Most oriental rugs, including Persian rugs, are woven from sheep’s wool, silk or cotton. Sometimes, camel and goats wool was also used.
These fibres are either hand-spun or spun mechanically using spinning wheels (left image) before entering the hands of families of dyers in their region for colouring.
Traditional dying processes date back to ancient times and most have passed down generations of families of dyers. Many of these processes are still used today to make hand-made rugs.
The colours used to dye these threads are mostly obtained from vegetables and vegetable roots.
Below is a quick look into the types of dyes used in a rug rainbow.

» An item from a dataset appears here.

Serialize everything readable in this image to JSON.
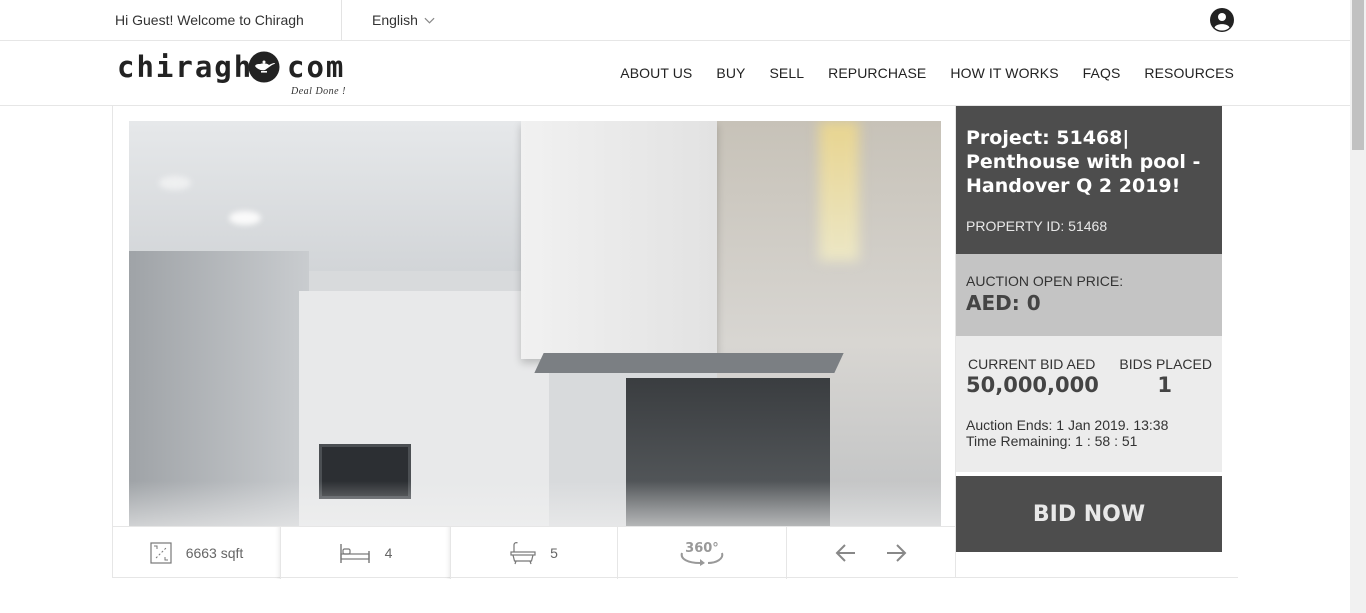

RED.Some ancient reds derived from a species of insects that lived on oak trees, which produced a rich and lasting colour. But fear not! Most reds found in Persian rugs and, more generally oriental rugs of more recent years, are obtained from madder root, which is ground, boiled and sometimes combined with grape juice for colour variation.
BLUE.Blue hues are obtained from producing an indigo colour that is later dissolved. The dark, midnight blues found in older rugs, such as antique Persian rugs, is thought to have been obtained naturally but this dying process has now been lost over the generations.
YELLOW.Ancient Persians were ahead of their time with the use of turmeric for both health reasons and wool dyes! The yellow colour is obtained from a variety of Persian berries, turmeric, saffron and/or sumac roots.
The more orange tone seen in some rugs is created by mixing the turmeric root dye with good old henna.
Quite simply, the greens you see in rugs are a combination of the indigo and yellow dyes described above.
Ancient colourists obtained a purple-type dye from shell fish found in the Aegean Sea, which is now a long lost process. A purple dye is now created from mixing different types of red and indigo vegetable dyes.
Gorgeous and a stand out, but this was a difficult colour to produce in ancient times from vegetables alone. Black was obtained from iron filling, vinegar and pomegranate rind.
In more recent times, black is obtained from logwood - yay for innovation.
We just love how these natural processes of dying fibres have passed down countless generations, creating our rug rainbow!
Source & further reading: The Practical Book of Oriental Rugs, George Griffin Lewis.